- Task brief -
Please set down every line of the records below exactly, without the pictures.

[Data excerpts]
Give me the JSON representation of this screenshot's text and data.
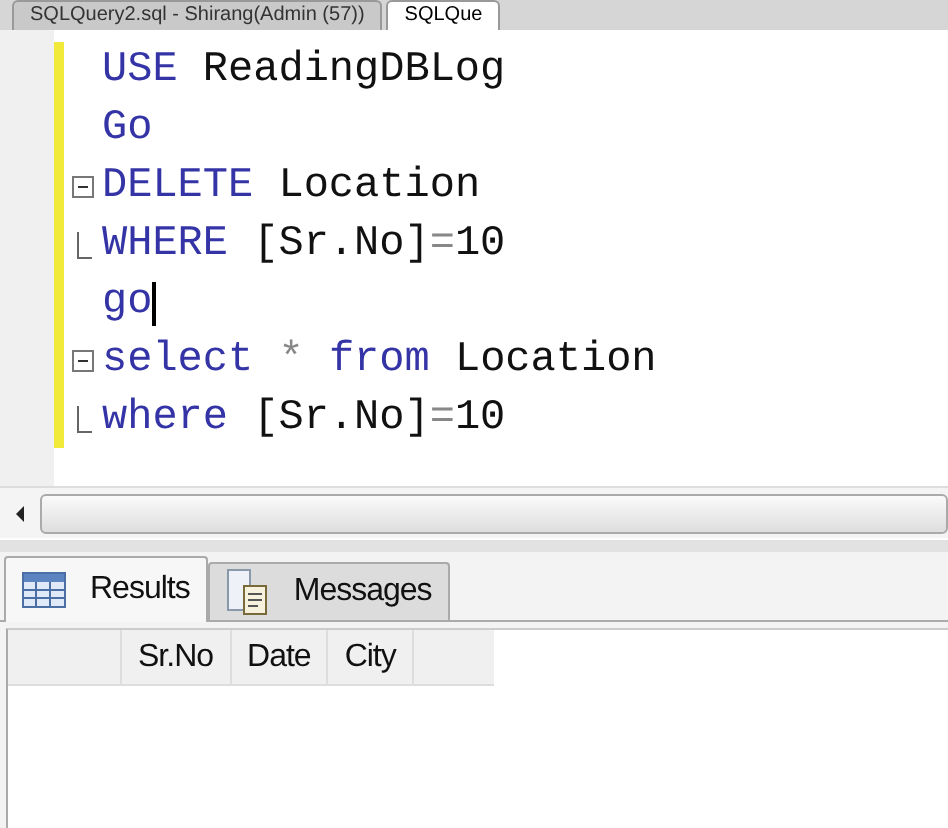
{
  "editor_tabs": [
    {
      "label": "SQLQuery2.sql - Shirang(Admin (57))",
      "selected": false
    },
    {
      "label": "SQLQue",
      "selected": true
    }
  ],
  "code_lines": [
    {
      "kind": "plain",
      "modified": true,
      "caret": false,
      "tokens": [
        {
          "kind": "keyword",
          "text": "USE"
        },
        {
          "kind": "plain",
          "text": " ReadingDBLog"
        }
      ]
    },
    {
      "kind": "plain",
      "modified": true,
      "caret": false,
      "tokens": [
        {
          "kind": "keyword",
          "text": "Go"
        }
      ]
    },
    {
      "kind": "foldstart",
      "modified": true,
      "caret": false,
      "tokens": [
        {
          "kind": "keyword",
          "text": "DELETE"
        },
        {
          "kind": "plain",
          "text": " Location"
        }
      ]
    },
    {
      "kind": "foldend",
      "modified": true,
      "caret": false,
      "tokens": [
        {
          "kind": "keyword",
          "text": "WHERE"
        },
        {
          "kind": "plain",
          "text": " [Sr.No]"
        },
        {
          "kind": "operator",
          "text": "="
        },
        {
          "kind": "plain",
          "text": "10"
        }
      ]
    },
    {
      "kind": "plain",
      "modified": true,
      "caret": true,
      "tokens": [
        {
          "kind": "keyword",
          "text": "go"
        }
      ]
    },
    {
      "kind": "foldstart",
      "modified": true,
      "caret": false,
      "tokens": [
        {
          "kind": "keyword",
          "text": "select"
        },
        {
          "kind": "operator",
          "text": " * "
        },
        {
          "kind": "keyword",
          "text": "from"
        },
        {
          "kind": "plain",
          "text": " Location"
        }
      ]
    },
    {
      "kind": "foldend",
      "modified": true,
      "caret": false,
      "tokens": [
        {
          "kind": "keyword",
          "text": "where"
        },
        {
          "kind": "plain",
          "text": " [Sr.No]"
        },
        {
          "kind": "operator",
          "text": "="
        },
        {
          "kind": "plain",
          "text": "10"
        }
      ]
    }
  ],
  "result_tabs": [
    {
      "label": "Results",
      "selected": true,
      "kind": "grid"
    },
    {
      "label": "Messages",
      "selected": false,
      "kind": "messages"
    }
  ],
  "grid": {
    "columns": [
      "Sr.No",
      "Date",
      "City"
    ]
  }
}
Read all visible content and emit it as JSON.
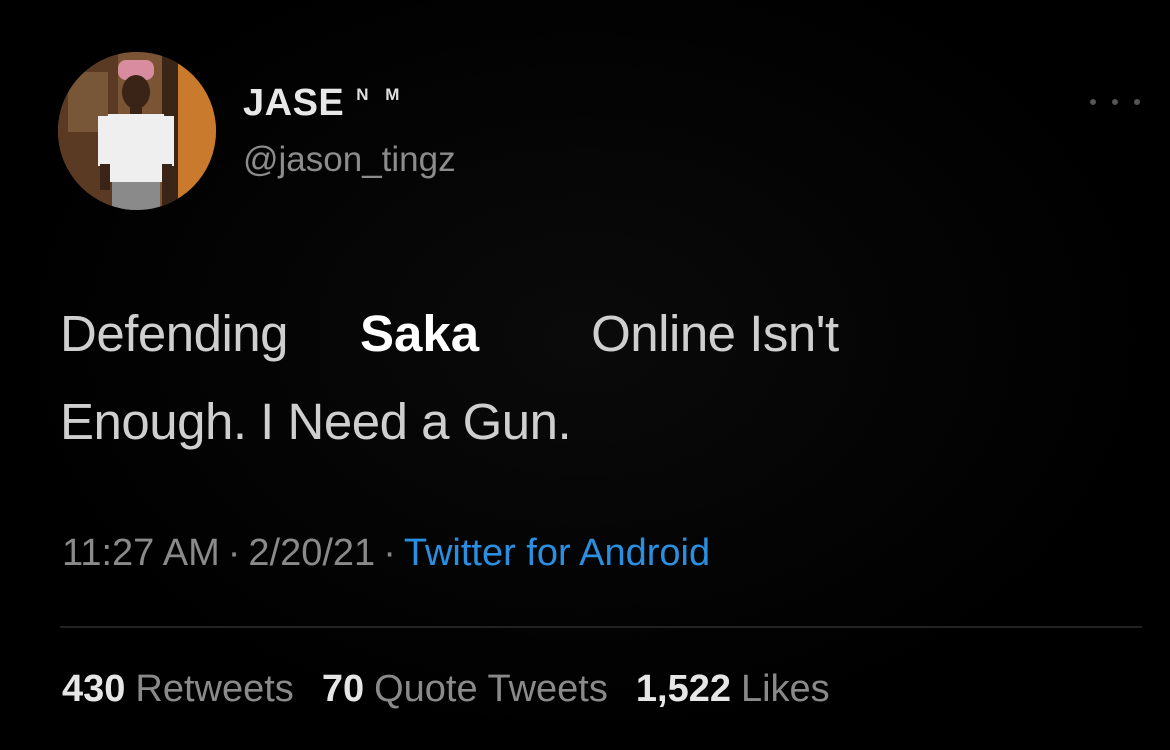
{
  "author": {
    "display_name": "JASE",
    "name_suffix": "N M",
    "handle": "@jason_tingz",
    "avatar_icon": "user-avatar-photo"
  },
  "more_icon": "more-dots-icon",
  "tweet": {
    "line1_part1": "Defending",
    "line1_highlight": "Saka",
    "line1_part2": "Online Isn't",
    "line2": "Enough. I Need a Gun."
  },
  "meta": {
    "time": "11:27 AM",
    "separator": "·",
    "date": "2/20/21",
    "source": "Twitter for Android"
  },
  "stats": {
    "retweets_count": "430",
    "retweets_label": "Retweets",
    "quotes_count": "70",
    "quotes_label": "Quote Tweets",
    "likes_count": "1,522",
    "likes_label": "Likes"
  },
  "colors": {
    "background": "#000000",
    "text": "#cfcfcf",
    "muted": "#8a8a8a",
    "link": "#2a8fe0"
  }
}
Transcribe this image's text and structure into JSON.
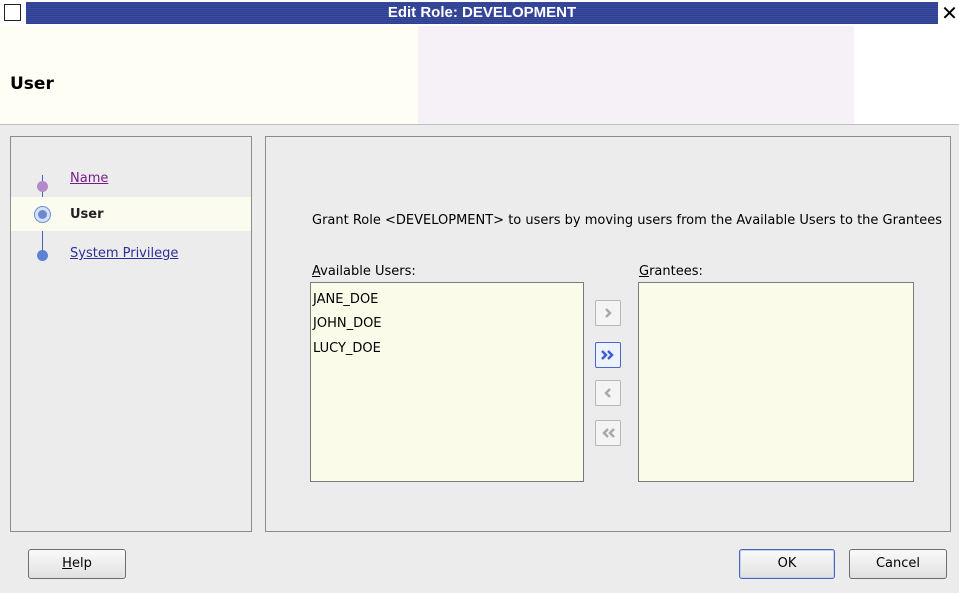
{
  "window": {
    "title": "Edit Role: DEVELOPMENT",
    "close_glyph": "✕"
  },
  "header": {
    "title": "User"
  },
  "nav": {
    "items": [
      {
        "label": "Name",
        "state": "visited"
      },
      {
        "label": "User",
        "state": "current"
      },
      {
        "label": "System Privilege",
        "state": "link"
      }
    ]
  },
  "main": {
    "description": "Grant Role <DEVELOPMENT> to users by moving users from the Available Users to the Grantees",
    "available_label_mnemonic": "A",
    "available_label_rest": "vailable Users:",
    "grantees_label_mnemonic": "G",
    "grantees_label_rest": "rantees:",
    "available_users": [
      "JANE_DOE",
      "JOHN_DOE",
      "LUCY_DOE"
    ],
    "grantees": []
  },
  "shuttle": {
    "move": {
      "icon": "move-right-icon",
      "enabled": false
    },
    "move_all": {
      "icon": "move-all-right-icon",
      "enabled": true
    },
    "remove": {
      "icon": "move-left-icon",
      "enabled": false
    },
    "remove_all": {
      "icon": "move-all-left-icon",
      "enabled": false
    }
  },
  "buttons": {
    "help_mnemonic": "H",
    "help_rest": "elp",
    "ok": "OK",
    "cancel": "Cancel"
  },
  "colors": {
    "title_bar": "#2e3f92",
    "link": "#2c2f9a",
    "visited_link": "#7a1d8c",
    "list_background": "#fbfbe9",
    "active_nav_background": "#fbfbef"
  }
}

- Result for this task -
Give me the JSON representation of this screenshot's text and data.
{
  "editor_tabs": [
    {
      "label": "SQLQuery2.sql - Shirang(Admin (57))",
      "selected": false
    },
    {
      "label": "SQLQue",
      "selected": true
    }
  ],
  "code_lines": [
    {
      "kind": "plain",
      "modified": true,
      "caret": false,
      "tokens": [
        {
          "kind": "keyword",
          "text": "USE"
        },
        {
          "kind": "plain",
          "text": " ReadingDBLog"
        }
      ]
    },
    {
      "kind": "plain",
      "modified": true,
      "caret": false,
      "tokens": [
        {
          "kind": "keyword",
          "text": "Go"
        }
      ]
    },
    {
      "kind": "foldstart",
      "modified": true,
      "caret": false,
      "tokens": [
        {
          "kind": "keyword",
          "text": "DELETE"
        },
        {
          "kind": "plain",
          "text": " Location"
        }
      ]
    },
    {
      "kind": "foldend",
      "modified": true,
      "caret": false,
      "tokens": [
        {
          "kind": "keyword",
          "text": "WHERE"
        },
        {
          "kind": "plain",
          "text": " [Sr.No]"
        },
        {
          "kind": "operator",
          "text": "="
        },
        {
          "kind": "plain",
          "text": "10"
        }
      ]
    },
    {
      "kind": "plain",
      "modified": true,
      "caret": true,
      "tokens": [
        {
          "kind": "keyword",
          "text": "go"
        }
      ]
    },
    {
      "kind": "foldstart",
      "modified": true,
      "caret": false,
      "tokens": [
        {
          "kind": "keyword",
          "text": "select"
        },
        {
          "kind": "operator",
          "text": " * "
        },
        {
          "kind": "keyword",
          "text": "from"
        },
        {
          "kind": "plain",
          "text": " Location"
        }
      ]
    },
    {
      "kind": "foldend",
      "modified": true,
      "caret": false,
      "tokens": [
        {
          "kind": "keyword",
          "text": "where"
        },
        {
          "kind": "plain",
          "text": " [Sr.No]"
        },
        {
          "kind": "operator",
          "text": "="
        },
        {
          "kind": "plain",
          "text": "10"
        }
      ]
    }
  ],
  "result_tabs": [
    {
      "label": "Results",
      "selected": true,
      "kind": "grid"
    },
    {
      "label": "Messages",
      "selected": false,
      "kind": "messages"
    }
  ],
  "grid": {
    "columns": [
      "Sr.No",
      "Date",
      "City"
    ]
  }
}
Read all visible content and emit it as JSON.
{
  "author": {
    "display_name": "JASE",
    "name_suffix": "N M",
    "handle": "@jason_tingz",
    "avatar_icon": "user-avatar-photo"
  },
  "more_icon": "more-dots-icon",
  "tweet": {
    "line1_part1": "Defending",
    "line1_highlight": "Saka",
    "line1_part2": "Online Isn't",
    "line2": "Enough. I Need a Gun."
  },
  "meta": {
    "time": "11:27 AM",
    "separator": "·",
    "date": "2/20/21",
    "source": "Twitter for Android"
  },
  "stats": {
    "retweets_count": "430",
    "retweets_label": "Retweets",
    "quotes_count": "70",
    "quotes_label": "Quote Tweets",
    "likes_count": "1,522",
    "likes_label": "Likes"
  },
  "colors": {
    "background": "#000000",
    "text": "#cfcfcf",
    "muted": "#8a8a8a",
    "link": "#2a8fe0"
  }
}
Transcribe this image's text and structure into JSON.
{
  "window": {
    "title": "Edit Role: DEVELOPMENT",
    "close_glyph": "✕"
  },
  "header": {
    "title": "User"
  },
  "nav": {
    "items": [
      {
        "label": "Name",
        "state": "visited"
      },
      {
        "label": "User",
        "state": "current"
      },
      {
        "label": "System Privilege",
        "state": "link"
      }
    ]
  },
  "main": {
    "description": "Grant Role <DEVELOPMENT> to users by moving users from the Available Users to the Grantees",
    "available_label_mnemonic": "A",
    "available_label_rest": "vailable Users:",
    "grantees_label_mnemonic": "G",
    "grantees_label_rest": "rantees:",
    "available_users": [
      "JANE_DOE",
      "JOHN_DOE",
      "LUCY_DOE"
    ],
    "grantees": []
  },
  "shuttle": {
    "move": {
      "icon": "move-right-icon",
      "enabled": false
    },
    "move_all": {
      "icon": "move-all-right-icon",
      "enabled": true
    },
    "remove": {
      "icon": "move-left-icon",
      "enabled": false
    },
    "remove_all": {
      "icon": "move-all-left-icon",
      "enabled": false
    }
  },
  "buttons": {
    "help_mnemonic": "H",
    "help_rest": "elp",
    "ok": "OK",
    "cancel": "Cancel"
  },
  "colors": {
    "title_bar": "#2e3f92",
    "link": "#2c2f9a",
    "visited_link": "#7a1d8c",
    "list_background": "#fbfbe9",
    "active_nav_background": "#fbfbef"
  }
}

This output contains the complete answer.